June 13, 2017 by Staff
Some of the key risks that the global insurance and reinsurance industries should have on their radar include the rise of national economic protectionism, the return of inflation and growing water stress, according to a report released by Swiss Re.
Those are three of the six top risks with the highest potential impacts that are explored in the report, New emerging risk insights, released on Tuesday.
“Ignoring emerging risks is not an option, neither for political decision-makers, the insurance industry, nor society as a whole. The earlier we adapt to these changes, the better prepared we will be,” says Patrick Raaflaub, Swiss Re’s group chief risk officer, in a statement.
“Sharing knowledge through a proactive risk dialogue across stakeholders can help the insurance industry create a proactive and pre-emptive risk management culture that enables disciplined risk-taking,” he adds.
One key risk is the rise in economic protectionism within some western countries that could lead to trade barriers and market access issues for insurance companies, which may find it harder to expand internationally.
“In the long run, diminished diversification effects will make insurance products more expensive, which will dampen insurance growth and hinder the industry’s efforts at bridging the protection gap,” the report states.

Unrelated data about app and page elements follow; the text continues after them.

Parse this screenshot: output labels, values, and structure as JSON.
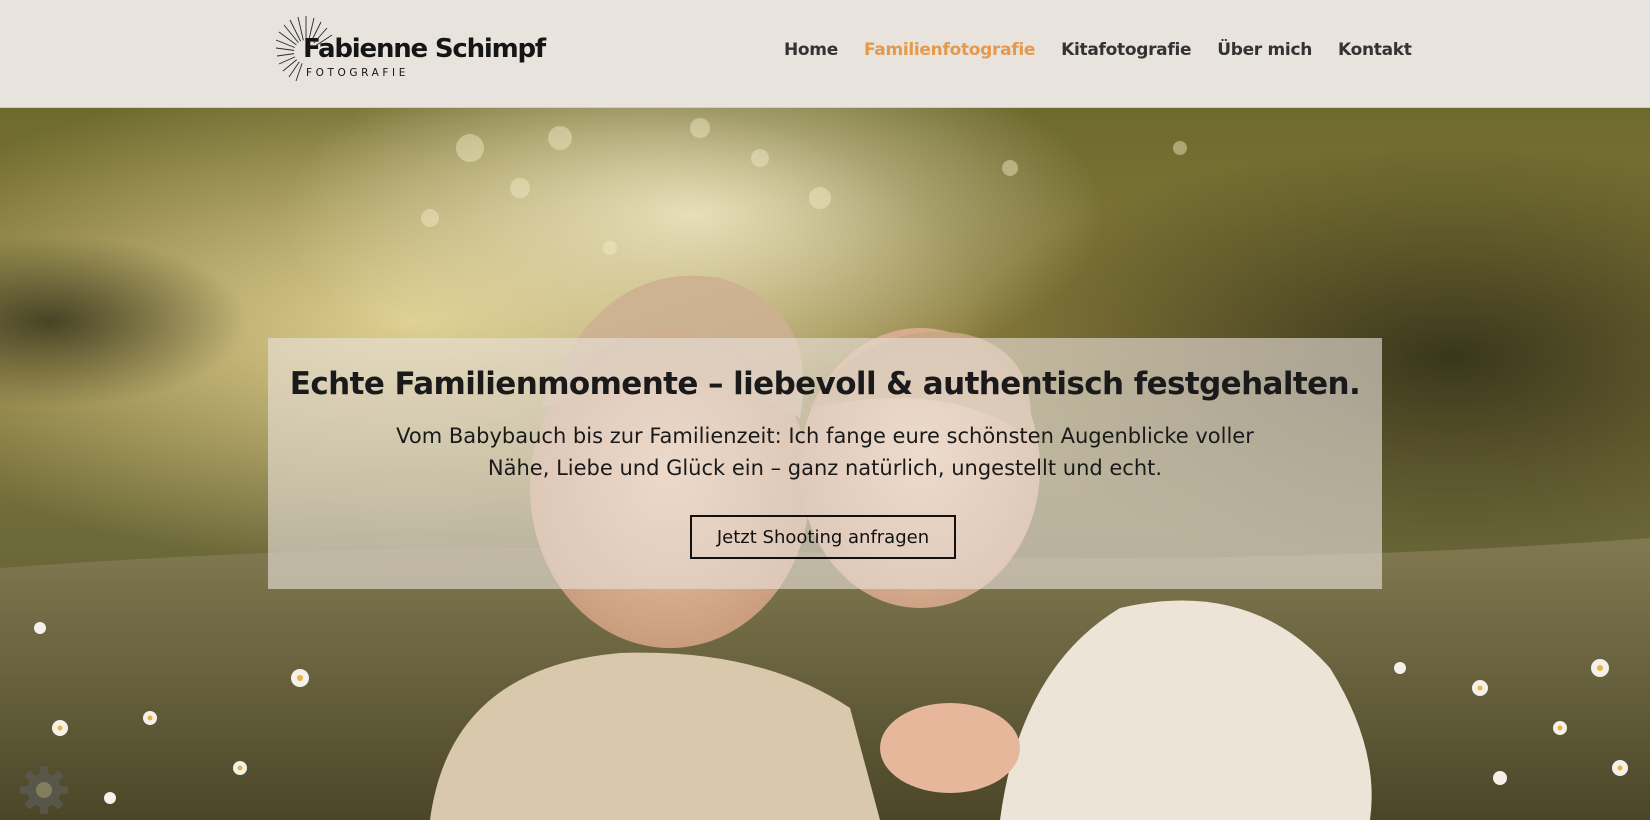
{
  "brand": {
    "name": "Fabienne Schimpf",
    "subtitle": "FOTOGRAFIE",
    "accent_color": "#e39a4c",
    "header_bg": "#e8e3dd"
  },
  "nav": {
    "items": [
      {
        "label": "Home",
        "active": false
      },
      {
        "label": "Familienfotografie",
        "active": true
      },
      {
        "label": "Kitafotografie",
        "active": false
      },
      {
        "label": "Über mich",
        "active": false
      },
      {
        "label": "Kontakt",
        "active": false
      }
    ]
  },
  "hero": {
    "image_alt": "Zwei lachende Kinder liegen in einer Gänseblümchenwiese",
    "headline": "Echte Familienmomente – liebevoll & authentisch festgehalten.",
    "subline_line1": "Vom Babybauch bis zur Familienzeit: Ich fange eure schönsten Augenblicke voller",
    "subline_line2": "Nähe, Liebe und Glück ein – ganz natürlich, ungestellt und echt.",
    "cta_label": "Jetzt Shooting anfragen"
  },
  "icons": {
    "logo": "sunburst-logo-icon",
    "cookie_settings": "gear-icon"
  }
}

From the archives: Just how prepared are we?
The regulatory fragmentation that is beginning to occur in light of the rising nationalist attitude is another key risk as cited by Swiss Re. The insurance industry entered a period of coordinated regulatory policy following the financial crisis of 2008 but that attitude is starting to show cracks. A fragmented regulatory environment could threaten the global diversification of risk pools and the efficient management of capital for the reinsurance industry, according to the report.
The rise of headline consumer prices, another key risk, after years of low inflation and even fears of deflation will add pressure to insurers’ profitability. Inflation affects insurers’ investment returns, asset valuations and future, longer-term insurance liabilities, the report states.
Swiss Re also studies the potential effect of the widening popularity of cloud services. As the cloud grows thanks to the increasing amounts of data that it holds, it can generate a variety of risks that may accumulate to a “perfect storm” through a cyber attack or power blackout.
Another critical risk is what Swiss Re refers to as the “big drying” from lack of water. The scarcity of this natural resource in addition to ensuing droughts and wildfires already lead to significant economic losses.
The final major risk, as cited by Swiss Re’s report, is the potential of an epidemic or pandemic thanks to bugs and the viruses they hold. “The question isn’t whether another deadly infectious disease will appear, but when and how well society is prepared to cope with it,” the report states.
The potential impact would be increased mortality and health costs for society overall and the insurance industry in particular. In an extreme scenario, a major epidemic or pandemic also has significant relevance for P&C-related lines of business and the financial markets, according to the report.
This story was originally published by Canadian Insurance Top Broker.